Specifying a custom class that features more complicated widgets
public function wpml_widgets_to_translate_filter( $widgets ) {
  $widgets[ $this->get_name() ] = [
     'conditions' => [ 'widgetType' => $this->get_name() ],
     'fields'     => [],
      'integration-class' => 'My_Custom_Widget_WPML_Support’,
     ],
  ];

  return $widgets;
}

The integration class needs to implement the get and update functions. The get function returns the list of strings that need translation and the update function updates the Elementor data when a translation is received.

The following code provides an example of such a custom class.

Example of a custom class that features more complicated widgets
/**
* Class IWPML_Page_Builders_Module
*/
interface IWPML_Page_Builders_Module {
  /**
   * @param string|int $node_id
   * @param mixed $element
   * @param WPML_PB_String[] $strings
   *
   * @return WPML_PB_String[]
   */
  public function get( $node_id, $element, $strings );

  /**
   * @param string|int $node_id
   * @param mixed $element
   * @param WPML_PB_String $string
   *
   * @return array
   */
  public function update( $node_id, $element, WPML_PB_String $string );
}

Widgets with lists of other elements

Some widgets can feature lists of other elements, for example, the Elementor Slides widget.

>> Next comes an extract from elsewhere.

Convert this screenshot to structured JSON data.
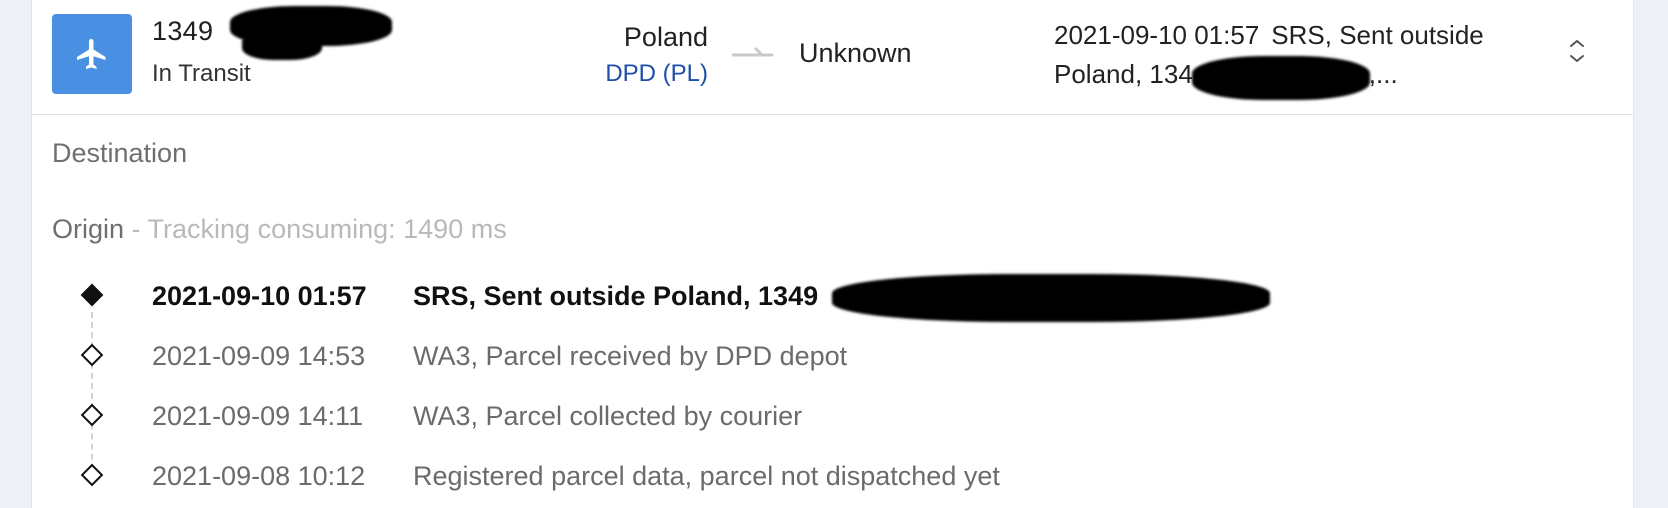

Custom widgets like these can extend the WPML_Elementor_Module_With_Items class.

The following WPML_Elementor_Slides class example shows how to do this.

Example of a custom class that features a list of other elements
/**
* Class WPML_Elementor_Slides
*/
class WPML_Elementor_Slides extends WPML_Elementor_Module_With_Items {

  /**
   * @return string
   */
  public function get_items_field() {
     return 'slides';
  }

  /**
   * @return array
   */
  public function get_fields() {
     return array( 'heading', 'description', 'button_text' );
  }

  /**
   * @param string $field
   *
   * @return string
   */
  protected function get_title( $field ) {
     switch( $field ) {
        case 'heading':
           return esc_html__( 'Slides: heading', 'wpml-string-translation' );

        case 'description':
           return esc_html__( 'Slides: description', 'wpml-string-translation' );

        case 'button_text':
           return esc_html__( 'Slides: button text', 'wpml-string-translation' );

        default:
           return '';
     }
  }

  /**
   * @param string $field
   *
   * @return string
   */
  protected function get_editor_type( $field ) {
     switch( $field ) {
        case 'heading':
        case 'button_text':
           return 'LINE';

        case 'description':
           return 'VISUAL';

        default:
           return '';
     }
  }

}

You can find more examples in the core WPML plugin’s folder (wp-content\plugins\sitepress-multilingual-cms\vendor\wpml\page-builders-elementor\src\modules).